Baltimore Orioles Victory Number 9: 9-1 over the Chicago White Sox
2001 Upper Deck UD Reserve Brady Anderson
Chris Davis hit a home run yesterday. It was his second of the year and 242nd of his Orioles career. Currently he ranks 6th all-time in franchise history trailing only Cal Ripken, Jr., Eddie Murray, Boog Powell, Brooks Robinson and Andrew Jones. It is possible, with a halfway decent season, he could catch Jones who is 21 big flies ahead of him on the list.
The man pictured above, Brady Anderson, is, along with Davis, one of only two Orioles to have hit 50 home runs in a season. Anderson, currently the VP of Baseball Operations, slugged 209 home runs during his playing days in Baltimore. Known for freakish workout habits and long side burns, Anderson was a fan favorite during his playing days.
In his prime (and when he wasn't out injured) he was the type of ballplayer that most teams would like to have on their roster. While his home run totals fluctuated from year to year he was a doubles machine, racking up 329 of them over his career. From 1992 to 2000 he never had a season with less than 25 doubles. He could steal bases as well. His 307 SBs are a modern day record for Orioles players (George Sisler had 354 but most of those were for the St. Louis Browns). His defense wasn't too shabby either.
For the past few years his role on in the organization has been a little nebulous. Some have referred to him as a "shadow GM" and his roles in acquiring players as always been somewhat unknown. It was a bit of a surprise that the new regime kept him on over the offseason. New GM Mike Elias seems to value his "institutional knowledge" and he claims that there is plenty of work to split up between himself, Anderson and the rest of the front office staff.
Could keeping Anderson on board be a public relations ploy by the new staff? Possibly, as Anderson was one of the most popular players over the past 30 years and cutting him adrift wouldn't have been a great move for a club that will have a cavalcade of new faces over the next few years. Fans do enjoy having a bridge from one generation to the next and Anderson can fill that role over the next few years. He's also probably on his way to becoming a GM at some point so why not stick around and learn some new tricks from Elias?
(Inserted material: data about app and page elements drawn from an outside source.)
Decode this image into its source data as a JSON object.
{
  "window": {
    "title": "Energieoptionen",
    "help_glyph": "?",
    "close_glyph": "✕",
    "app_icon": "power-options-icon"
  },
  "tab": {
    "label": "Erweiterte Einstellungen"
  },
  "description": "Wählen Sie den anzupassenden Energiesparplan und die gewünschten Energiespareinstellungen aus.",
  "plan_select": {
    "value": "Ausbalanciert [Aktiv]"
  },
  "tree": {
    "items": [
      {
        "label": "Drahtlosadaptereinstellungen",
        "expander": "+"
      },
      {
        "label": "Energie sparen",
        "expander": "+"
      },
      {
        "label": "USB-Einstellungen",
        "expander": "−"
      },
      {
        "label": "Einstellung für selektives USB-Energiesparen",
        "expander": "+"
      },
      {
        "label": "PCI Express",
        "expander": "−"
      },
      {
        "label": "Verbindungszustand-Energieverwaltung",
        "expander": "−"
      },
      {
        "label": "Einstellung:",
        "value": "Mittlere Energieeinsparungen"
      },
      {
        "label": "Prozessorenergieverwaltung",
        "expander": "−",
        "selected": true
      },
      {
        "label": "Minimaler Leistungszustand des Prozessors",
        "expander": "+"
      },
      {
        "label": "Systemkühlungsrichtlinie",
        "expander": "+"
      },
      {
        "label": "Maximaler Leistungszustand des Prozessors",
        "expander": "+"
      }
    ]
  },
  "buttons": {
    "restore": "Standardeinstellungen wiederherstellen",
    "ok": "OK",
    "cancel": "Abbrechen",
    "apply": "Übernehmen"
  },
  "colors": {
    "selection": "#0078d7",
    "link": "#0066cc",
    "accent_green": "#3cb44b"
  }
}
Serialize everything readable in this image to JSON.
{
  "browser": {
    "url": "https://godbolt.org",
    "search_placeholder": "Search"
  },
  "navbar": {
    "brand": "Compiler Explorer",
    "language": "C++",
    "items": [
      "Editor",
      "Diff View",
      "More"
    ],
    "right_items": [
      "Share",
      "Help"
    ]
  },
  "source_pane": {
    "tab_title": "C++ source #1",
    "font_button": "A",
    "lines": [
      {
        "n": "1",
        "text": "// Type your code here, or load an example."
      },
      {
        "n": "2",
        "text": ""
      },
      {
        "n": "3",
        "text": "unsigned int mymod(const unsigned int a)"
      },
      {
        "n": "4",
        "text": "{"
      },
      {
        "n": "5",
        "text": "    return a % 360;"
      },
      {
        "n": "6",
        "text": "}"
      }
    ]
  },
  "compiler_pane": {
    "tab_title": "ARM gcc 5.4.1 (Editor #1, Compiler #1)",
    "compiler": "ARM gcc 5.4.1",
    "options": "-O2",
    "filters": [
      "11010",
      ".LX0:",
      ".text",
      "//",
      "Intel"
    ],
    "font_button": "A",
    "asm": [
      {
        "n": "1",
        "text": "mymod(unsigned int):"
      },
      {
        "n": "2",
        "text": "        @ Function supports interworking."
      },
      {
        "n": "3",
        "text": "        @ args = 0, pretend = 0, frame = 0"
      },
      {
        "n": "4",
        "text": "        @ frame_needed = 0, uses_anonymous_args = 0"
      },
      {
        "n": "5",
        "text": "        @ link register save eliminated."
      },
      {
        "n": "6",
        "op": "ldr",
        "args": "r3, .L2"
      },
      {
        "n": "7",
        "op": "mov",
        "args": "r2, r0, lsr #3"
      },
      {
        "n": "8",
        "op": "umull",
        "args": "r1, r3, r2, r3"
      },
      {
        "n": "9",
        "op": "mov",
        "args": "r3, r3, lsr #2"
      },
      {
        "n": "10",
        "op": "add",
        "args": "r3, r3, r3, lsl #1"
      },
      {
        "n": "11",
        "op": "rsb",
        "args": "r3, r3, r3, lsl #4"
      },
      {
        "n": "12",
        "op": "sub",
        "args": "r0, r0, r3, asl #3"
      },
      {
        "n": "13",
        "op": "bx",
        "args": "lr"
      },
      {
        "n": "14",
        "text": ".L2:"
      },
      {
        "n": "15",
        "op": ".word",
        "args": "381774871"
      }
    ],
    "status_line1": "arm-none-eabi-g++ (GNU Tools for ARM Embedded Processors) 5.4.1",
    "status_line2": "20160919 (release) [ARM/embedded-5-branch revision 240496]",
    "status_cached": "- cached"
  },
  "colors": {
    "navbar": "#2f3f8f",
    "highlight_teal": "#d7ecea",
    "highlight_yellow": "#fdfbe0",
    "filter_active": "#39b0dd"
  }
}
Due to the breakout nature of his one solitary 50-HR campaign (he never hit more than 24 in any other season), his statuesque physique, and the fact that his best year came in the mid-90s, his name was constantly associate with the steroid rumors of the day. There was never any definitive proof that he juiced and he adamantly denies it to this day. He never popped up in the Mitchell Report or failed a test or was caught with a bottle of Andro in his locker.
This isn't an argument for or against if he used steroids, just an enjoyment of the fact that he had a pretty good career for the Oriole and that for my generation at least, the number 9 will always be associated with Brady Anderson.
Post a Comment